─── PROVIDED DATA

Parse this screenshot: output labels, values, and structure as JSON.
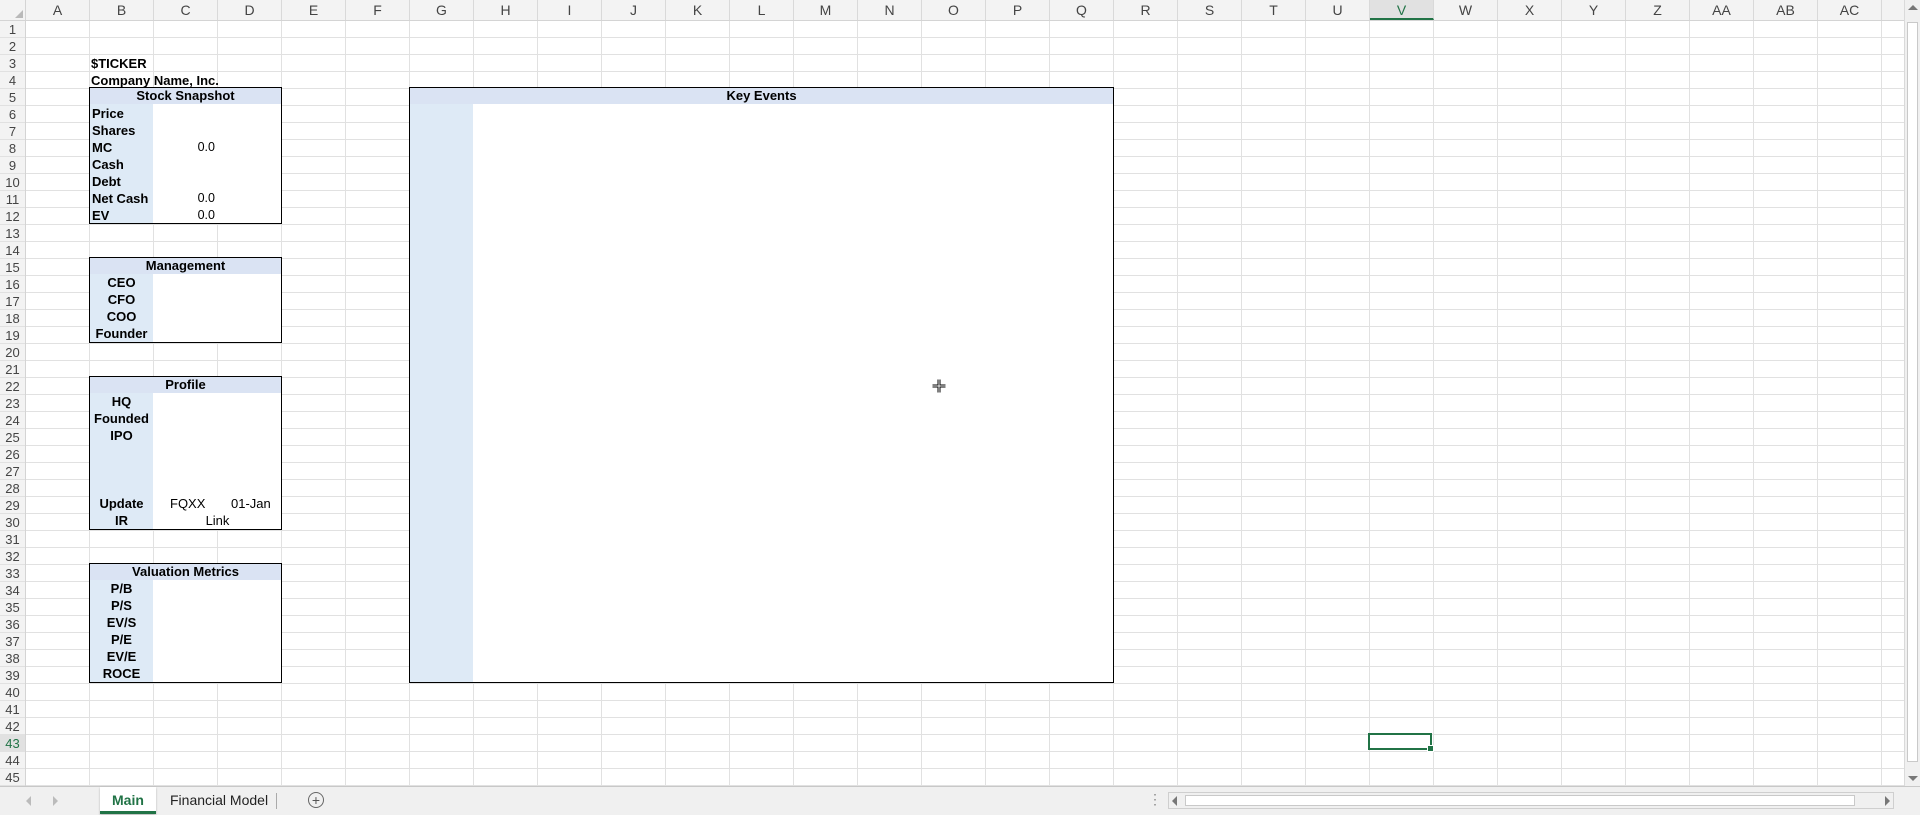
{
  "columns": [
    "A",
    "B",
    "C",
    "D",
    "E",
    "F",
    "G",
    "H",
    "I",
    "J",
    "K",
    "L",
    "M",
    "N",
    "O",
    "P",
    "Q",
    "R",
    "S",
    "T",
    "U",
    "V",
    "W",
    "X",
    "Y",
    "Z",
    "AA",
    "AB",
    "AC"
  ],
  "selected_column": "V",
  "row_count": 45,
  "selected_row": "43",
  "header_cells": {
    "ticker": "$TICKER",
    "company": "Company Name, Inc."
  },
  "stock_snapshot": {
    "title": "Stock Snapshot",
    "rows": [
      {
        "label": "Price",
        "value": ""
      },
      {
        "label": "Shares",
        "value": ""
      },
      {
        "label": "MC",
        "value": "0.0"
      },
      {
        "label": "Cash",
        "value": ""
      },
      {
        "label": "Debt",
        "value": ""
      },
      {
        "label": "Net Cash",
        "value": "0.0"
      },
      {
        "label": "EV",
        "value": "0.0"
      }
    ]
  },
  "management": {
    "title": "Management",
    "rows": [
      {
        "label": "CEO"
      },
      {
        "label": "CFO"
      },
      {
        "label": "COO"
      },
      {
        "label": "Founder"
      }
    ]
  },
  "profile": {
    "title": "Profile",
    "rows": [
      {
        "label": "HQ"
      },
      {
        "label": "Founded"
      },
      {
        "label": "IPO"
      }
    ],
    "update_label": "Update",
    "update_quarter": "FQXX",
    "update_date": "01-Jan",
    "ir_label": "IR",
    "ir_link": "Link"
  },
  "valuation": {
    "title": "Valuation Metrics",
    "rows": [
      {
        "label": "P/B"
      },
      {
        "label": "P/S"
      },
      {
        "label": "EV/S"
      },
      {
        "label": "P/E"
      },
      {
        "label": "EV/E"
      },
      {
        "label": "ROCE"
      }
    ]
  },
  "key_events": {
    "title": "Key Events"
  },
  "sheet_tabs": [
    {
      "label": "Main",
      "active": true
    },
    {
      "label": "Financial Model",
      "active": false
    }
  ],
  "icons": {
    "add_sheet": "+",
    "more": "⋮",
    "cursor": "move-cursor-icon"
  },
  "colors": {
    "accent": "#217346",
    "table_header": "#dae3f3",
    "label_column": "#deeaf6"
  }
}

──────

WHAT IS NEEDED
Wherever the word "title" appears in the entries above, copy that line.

OUTPUT OF THE TASK
    "title": "Stock Snapshot",
    "title": "Management",
    "title": "Profile",
    "title": "Valuation Metrics",
    "title": "Key Events"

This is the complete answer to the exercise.